Superintendent Higbee led the Navy Nurse Corps from January 1911 until November 1922. Throughout her career she fought for their acceptance of her nurses into a Navy that was not always welcoming and dedicated herself to establishing new opportunities for them. Under Higbee, Navy nurses began taking on new roles including teaching hospital corpsmen at hospitals and corps school, and serving aboard ships and at overseas activities—the first women ever to do so in the Navy. During the influenza pandemic Navy nurses operated in infectious disease wards caring for the most virulent cases, some even sacrificing their own lives in the process; and by the end of World War I—under Higbee’s guidance—nurses had more than proved themselves as a vital part of the Navy. For her courageous leadership she was later awarded the Navy Cross and to date is the only living woman ever to receive this award.
“Lenah Higbee understood in the context of World War I and the influenza pandemic of 1918 that nursing’s presence on the front and in the fight is as essential to victory as any other element of modern warfare,” said Kuehner. “With uncommon vision and valor Superintendent Higbee pursued credible standing for the all-female Navy Nurse Corps, fighting within the institution against overt discrimination and for the common basic features of military service including pay, rank, uniforms and even housing.”
There are few greater honors in the Navy then having a ship named after you. Higbee now holds the distinction of having two ships named in her honor. Her first namesake—USS Higbee (DD-806)—was launched in 1944, just three years after her death.
In World War II, USS Higbee served in the Pacific where she screened carriers as they launched air attacks on the Japanese mainland and was later tasked with clearing minefields. During the Korean War, Higbee was re-designated a radar picket destroyer (DDR-806) and took part in the screening and shore bombardment in the Inchon Invasion. And in the 1960s, Higbee supported the fight in Vietnam and participated in Gemini capsule recovery missions in the Western Pacific. Her final years were spent in the Naval Reserve Force off Long Beach, California, and later Seattle, Washington. She was decommissioned in 1979 and sunk as a target off of San Diego in 1986.

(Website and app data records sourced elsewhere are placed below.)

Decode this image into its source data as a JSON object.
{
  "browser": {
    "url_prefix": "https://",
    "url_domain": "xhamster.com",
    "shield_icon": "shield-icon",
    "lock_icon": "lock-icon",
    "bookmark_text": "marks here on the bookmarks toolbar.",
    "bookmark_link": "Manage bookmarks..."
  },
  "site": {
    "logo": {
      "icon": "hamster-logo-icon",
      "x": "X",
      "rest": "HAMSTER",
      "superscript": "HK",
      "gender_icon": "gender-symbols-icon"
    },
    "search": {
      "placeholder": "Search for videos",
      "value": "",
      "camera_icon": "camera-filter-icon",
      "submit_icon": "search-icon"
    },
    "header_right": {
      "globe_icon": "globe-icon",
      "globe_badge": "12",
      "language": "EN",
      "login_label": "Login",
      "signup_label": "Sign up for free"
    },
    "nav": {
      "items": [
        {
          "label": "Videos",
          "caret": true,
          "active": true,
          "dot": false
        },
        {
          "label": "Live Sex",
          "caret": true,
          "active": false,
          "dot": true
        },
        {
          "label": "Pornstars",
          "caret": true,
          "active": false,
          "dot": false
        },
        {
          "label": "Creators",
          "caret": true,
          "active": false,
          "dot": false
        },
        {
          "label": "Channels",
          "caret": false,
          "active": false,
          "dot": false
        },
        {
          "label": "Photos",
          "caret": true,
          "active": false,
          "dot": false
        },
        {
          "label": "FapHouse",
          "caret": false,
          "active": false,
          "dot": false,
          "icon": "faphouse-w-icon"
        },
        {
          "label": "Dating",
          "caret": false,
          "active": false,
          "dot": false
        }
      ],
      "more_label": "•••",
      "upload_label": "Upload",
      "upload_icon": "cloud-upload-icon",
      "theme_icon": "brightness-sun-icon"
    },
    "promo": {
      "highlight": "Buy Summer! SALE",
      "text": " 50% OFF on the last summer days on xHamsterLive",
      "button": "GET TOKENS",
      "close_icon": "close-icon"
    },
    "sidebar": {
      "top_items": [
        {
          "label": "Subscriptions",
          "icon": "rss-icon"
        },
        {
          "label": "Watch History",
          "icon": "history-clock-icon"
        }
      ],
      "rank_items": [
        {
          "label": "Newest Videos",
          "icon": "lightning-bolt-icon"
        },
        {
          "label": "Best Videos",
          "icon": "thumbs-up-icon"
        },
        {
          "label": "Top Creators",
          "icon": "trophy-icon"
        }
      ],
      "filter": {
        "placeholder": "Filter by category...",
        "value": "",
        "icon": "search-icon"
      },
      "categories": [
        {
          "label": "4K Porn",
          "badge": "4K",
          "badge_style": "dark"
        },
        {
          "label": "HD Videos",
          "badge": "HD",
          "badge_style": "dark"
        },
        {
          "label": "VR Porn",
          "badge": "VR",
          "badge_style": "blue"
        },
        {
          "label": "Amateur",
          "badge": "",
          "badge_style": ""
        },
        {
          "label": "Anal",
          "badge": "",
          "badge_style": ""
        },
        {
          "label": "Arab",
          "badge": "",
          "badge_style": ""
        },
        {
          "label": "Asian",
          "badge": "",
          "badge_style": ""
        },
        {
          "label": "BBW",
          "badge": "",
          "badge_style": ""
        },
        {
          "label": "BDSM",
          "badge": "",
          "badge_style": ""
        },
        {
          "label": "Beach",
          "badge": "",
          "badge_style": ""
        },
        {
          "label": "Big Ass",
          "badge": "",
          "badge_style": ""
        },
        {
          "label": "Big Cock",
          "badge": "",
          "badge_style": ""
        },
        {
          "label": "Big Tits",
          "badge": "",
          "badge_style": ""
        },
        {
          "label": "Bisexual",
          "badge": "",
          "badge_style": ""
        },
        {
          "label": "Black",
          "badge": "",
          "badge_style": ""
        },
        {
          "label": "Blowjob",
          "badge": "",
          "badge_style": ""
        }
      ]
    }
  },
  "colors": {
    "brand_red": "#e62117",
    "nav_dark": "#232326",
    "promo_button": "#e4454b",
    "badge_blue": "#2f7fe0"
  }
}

Former Secretary of the Navy the Honorable Ray Mabus spoke at the event and is credited for selecting the name of the ship. Higbee was one of 87 ships Mabus named during his tenure in office from 2009 to 2017. Although each naming and christening was special to Mabus he noted that this was especially so. “The story and legacy of Lenah Higbee and what she represents will live on in decades around the world through this ship’s voyages and through the lives of the crew who sail aboard her,” said Mabus.
For Brayton, having the ship named after Lenah Higbee gives it an identity, and helps define its character. It also challenges the crew to best represent her and her namesake ship as warfighters.
“There is a great historical lineage here,” remarked Brayton. “It’s our challenge to be those next torch bearers and hoist up the mantle in the way we are best able. It’s all about getting this war ship built, the crew ready, trained and qualified and out–to-sea for tasking.”
As the motto of the ship, Brayton and his crew looked for an adage that captured the spirit of both Superintendent Higbee as a courageous leader as well as the important role of her first ship namesake. After much deliberation they selected “Bellatrix Illa,” meaning “She is a Warrior.”
In the coming months USS Lenah S. Higbee will be undergoing sea trials before commissioning and ultimately joining the fleet. But the hope of this new ship remains bright and will be one that Navy Medicine continues to follow.
“I know USS Lenah Sutcliffe Higbee will protect and defend our nation with the same zeal, courage and valiant resolve of the Navy nurse for whom she is named,” said Kuehner. “I share your inspiration for the many things she is and has yet to become.”